It is unlikely that the business tax extenders bill or any other bill that includes extending the wind production tax credit will see any floor action in either the House or Senate before the election.  On the other hand, it is almost certain that there will be a big push in a lame duck session in November.

Supporters of a carbon tax were very visible in Washington this week.  Ben Geman of the Hill newspaper reported that former Representative Bob Inglis (R-SC) has launched an “Energy and Enterprise Initiative” to promote global warming alarmism and a carbon tax among political conservatives.  His operations are being sponsored by George Mason University, a Virginia state university in Fairfax, an outer suburb of Washington, DC.

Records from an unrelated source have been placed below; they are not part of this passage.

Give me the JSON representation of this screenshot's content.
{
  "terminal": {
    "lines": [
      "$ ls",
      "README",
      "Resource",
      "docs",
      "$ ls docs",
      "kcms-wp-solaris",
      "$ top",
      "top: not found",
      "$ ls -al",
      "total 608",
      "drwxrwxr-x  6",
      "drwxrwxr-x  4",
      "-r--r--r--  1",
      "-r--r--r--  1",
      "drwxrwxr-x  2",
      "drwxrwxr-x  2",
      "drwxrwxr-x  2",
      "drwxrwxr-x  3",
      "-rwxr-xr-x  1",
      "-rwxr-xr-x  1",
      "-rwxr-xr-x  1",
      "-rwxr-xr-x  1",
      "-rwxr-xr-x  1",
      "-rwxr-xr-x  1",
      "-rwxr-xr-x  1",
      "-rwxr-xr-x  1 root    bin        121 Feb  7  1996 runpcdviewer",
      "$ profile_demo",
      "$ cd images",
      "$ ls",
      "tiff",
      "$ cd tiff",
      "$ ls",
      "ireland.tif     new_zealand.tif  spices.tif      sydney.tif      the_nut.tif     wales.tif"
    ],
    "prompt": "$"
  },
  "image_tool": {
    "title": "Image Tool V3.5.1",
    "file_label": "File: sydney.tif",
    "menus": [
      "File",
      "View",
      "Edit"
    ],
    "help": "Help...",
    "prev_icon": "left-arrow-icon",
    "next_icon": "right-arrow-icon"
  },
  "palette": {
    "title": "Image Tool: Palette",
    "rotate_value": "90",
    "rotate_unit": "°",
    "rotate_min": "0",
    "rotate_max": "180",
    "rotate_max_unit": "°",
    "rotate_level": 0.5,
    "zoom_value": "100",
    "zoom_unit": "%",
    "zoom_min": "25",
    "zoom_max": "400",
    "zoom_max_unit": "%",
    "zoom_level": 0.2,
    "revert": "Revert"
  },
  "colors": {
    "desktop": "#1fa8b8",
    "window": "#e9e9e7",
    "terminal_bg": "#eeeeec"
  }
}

Inglis has taken on an odd project.  He was defeated for re-election in 2010 in the Republican primary by a Tea Party-backed candidate, Trey Gowdy.  One of the main issues that contributed to Gowdy’s 71 to 29% margin of victory was Inglis’s continual attacks on fellow House Republicans for not getting on board the global warming bandwagon.  Inglis was never a conservative while serving as a Republican Member of the House and has no credibility within the conservative movement.

The American Enterprise Institute, on the other hand, has earned a lot of credibility over many decades within the conservative movement for its principled and intellectual defense of free enterprise and business.  Thus it came as a surprise when Greenwire reported on 11th July that AEI was that day hosting the fifth meeting of a group plotting to enact a carbon tax.

I was sent a copy of the group’s agenda the same morning that Greenwire reporter Jean Chemnick was sent a copy.  The one-page agenda is headlined “Price Carbon Campaign / Lame Duck Initiative: A Carbon Pollution Tax in Fiscal and Tax Reform.”  The 12:45-6:00 meeting included presentations and discussions on “Congressional Republicans, Romney, and Business Leaders: Detoxifying climate policy for conservatives,” “Framing and selling a carbon pollution tax,” and “Building bipartisan support and navigating Ways and Means.”  The full agenda was attached to an article by Sean Higgins for the Washington Examiner.

A list of attendees at the AEI meeting has not been released, but the discussants include leading environmental and leftwing political operatives.  For example, Alden Meyer, strategy and policy director of the Union of Concerned Scientists (a far-left pressure group) who previously served as executive director of the League of Conservation Voters; Kevin Curtis, program director of Al Gore’s Climate Reality Project; and Tom Downey, prominent DC lobbyist, former Member of the House (D-NY), and since 2007 husband of Carol Browner, who served as EPA administrator for eight years in the Clinton Administration and for two years as President Obama’s White House global warming and energy czar.

AEI’s participant in this ongoing effort to enact a carbon tax is Dr. Kevin Hassett, director of economic studies at AEI.  An indication that his position is not popular at AEI was provided by Dr. Kenneth Green, an environmental scientist at AEI who specializes in climate policy and energy issues.  Energy Wire (a sister publication of Greenwire) published an article on 13th July on another senior establishment Republican coming forward to support a carbon tax—George Shultz, secretary of State in the Reagan Administration.  Here are Green’s comments to Energy Wire:

“There seems to be an eruption of conservatives—very moderate-seeming conservatives, non-tea party, old country club-style conservatives—who are suddenly enamored of carbon tax,” said Kenneth Green, a resident scholar at the American Enterprise Institute.

“I think this is mostly vanity and egotism on the part of these people who are coming forward, to try and reassert the Republican establishment over the tea party revolution,” he added.